:: Action item ::
What lines in the records below mention "Search"? List them all.

Page and application data records
________________

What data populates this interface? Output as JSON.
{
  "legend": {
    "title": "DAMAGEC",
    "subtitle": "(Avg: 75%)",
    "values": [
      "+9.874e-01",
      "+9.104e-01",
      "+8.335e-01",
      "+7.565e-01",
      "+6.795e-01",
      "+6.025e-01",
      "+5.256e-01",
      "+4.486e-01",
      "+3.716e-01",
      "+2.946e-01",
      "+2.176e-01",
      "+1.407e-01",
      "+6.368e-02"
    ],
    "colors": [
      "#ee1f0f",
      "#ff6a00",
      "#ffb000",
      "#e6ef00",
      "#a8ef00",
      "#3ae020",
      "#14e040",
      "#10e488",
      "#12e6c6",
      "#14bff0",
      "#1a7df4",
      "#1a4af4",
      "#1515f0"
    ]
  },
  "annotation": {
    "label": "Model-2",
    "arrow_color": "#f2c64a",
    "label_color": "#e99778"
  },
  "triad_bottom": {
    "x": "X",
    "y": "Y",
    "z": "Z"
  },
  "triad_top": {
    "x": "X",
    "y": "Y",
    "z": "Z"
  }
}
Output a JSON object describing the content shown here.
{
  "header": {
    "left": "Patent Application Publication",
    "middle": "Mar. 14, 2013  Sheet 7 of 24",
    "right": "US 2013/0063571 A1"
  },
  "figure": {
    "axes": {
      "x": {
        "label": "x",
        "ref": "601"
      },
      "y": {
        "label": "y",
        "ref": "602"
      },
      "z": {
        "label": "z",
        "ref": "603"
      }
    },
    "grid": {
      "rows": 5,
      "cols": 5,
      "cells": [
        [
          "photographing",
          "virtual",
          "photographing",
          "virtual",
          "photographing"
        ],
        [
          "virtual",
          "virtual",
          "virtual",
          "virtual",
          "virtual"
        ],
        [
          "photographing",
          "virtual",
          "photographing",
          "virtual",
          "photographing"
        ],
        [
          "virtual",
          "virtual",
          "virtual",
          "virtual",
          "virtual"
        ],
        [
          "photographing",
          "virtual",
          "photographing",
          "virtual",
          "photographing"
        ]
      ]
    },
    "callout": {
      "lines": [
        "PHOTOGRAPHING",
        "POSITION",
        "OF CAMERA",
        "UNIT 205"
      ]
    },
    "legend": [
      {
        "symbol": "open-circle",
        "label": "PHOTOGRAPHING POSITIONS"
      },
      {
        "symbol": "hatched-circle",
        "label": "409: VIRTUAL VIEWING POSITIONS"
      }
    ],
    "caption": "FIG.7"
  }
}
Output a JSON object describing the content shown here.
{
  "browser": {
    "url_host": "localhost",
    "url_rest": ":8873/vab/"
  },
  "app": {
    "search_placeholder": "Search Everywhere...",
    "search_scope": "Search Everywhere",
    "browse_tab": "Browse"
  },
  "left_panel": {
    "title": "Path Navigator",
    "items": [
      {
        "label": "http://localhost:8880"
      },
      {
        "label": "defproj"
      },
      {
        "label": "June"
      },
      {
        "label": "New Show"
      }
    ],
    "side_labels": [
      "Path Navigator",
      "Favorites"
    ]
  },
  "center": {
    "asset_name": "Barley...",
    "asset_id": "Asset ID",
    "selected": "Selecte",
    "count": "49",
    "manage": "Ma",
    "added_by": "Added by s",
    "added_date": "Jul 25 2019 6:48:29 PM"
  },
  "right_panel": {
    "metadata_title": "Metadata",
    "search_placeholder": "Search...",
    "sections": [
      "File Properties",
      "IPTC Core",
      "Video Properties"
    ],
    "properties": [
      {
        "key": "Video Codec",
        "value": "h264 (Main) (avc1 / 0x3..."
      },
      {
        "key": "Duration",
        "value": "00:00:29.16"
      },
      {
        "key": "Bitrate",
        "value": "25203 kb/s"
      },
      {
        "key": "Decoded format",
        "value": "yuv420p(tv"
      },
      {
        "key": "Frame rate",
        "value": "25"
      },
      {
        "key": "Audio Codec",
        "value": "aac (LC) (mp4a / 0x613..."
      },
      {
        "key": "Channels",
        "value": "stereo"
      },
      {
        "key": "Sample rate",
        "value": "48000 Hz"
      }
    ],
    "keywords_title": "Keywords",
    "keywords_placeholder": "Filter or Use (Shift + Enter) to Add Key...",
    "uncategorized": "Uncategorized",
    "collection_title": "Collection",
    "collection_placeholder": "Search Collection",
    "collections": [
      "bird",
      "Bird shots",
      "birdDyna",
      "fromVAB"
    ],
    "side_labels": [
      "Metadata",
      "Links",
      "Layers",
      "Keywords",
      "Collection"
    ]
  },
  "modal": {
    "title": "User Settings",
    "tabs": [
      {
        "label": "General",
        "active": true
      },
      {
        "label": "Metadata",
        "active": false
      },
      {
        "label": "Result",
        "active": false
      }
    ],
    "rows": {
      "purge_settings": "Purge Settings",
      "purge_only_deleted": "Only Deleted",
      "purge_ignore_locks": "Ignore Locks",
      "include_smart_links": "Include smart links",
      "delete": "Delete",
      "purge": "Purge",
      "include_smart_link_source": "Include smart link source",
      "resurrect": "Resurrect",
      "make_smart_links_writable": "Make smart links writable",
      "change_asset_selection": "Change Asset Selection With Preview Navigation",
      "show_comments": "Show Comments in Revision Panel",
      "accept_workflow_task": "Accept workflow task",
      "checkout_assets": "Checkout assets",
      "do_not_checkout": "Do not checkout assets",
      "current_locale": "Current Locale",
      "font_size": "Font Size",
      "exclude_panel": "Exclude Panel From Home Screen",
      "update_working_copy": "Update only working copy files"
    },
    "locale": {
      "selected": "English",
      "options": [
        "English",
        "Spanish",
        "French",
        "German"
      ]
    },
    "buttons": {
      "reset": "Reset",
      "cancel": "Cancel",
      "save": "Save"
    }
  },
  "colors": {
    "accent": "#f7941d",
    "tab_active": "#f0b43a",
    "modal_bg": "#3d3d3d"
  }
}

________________

:: Solution for this task ::
    "search_placeholder": "Search Everywhere...",
    "search_scope": "Search Everywhere",
    "search_placeholder": "Search...",
    "collection_placeholder": "Search Collection",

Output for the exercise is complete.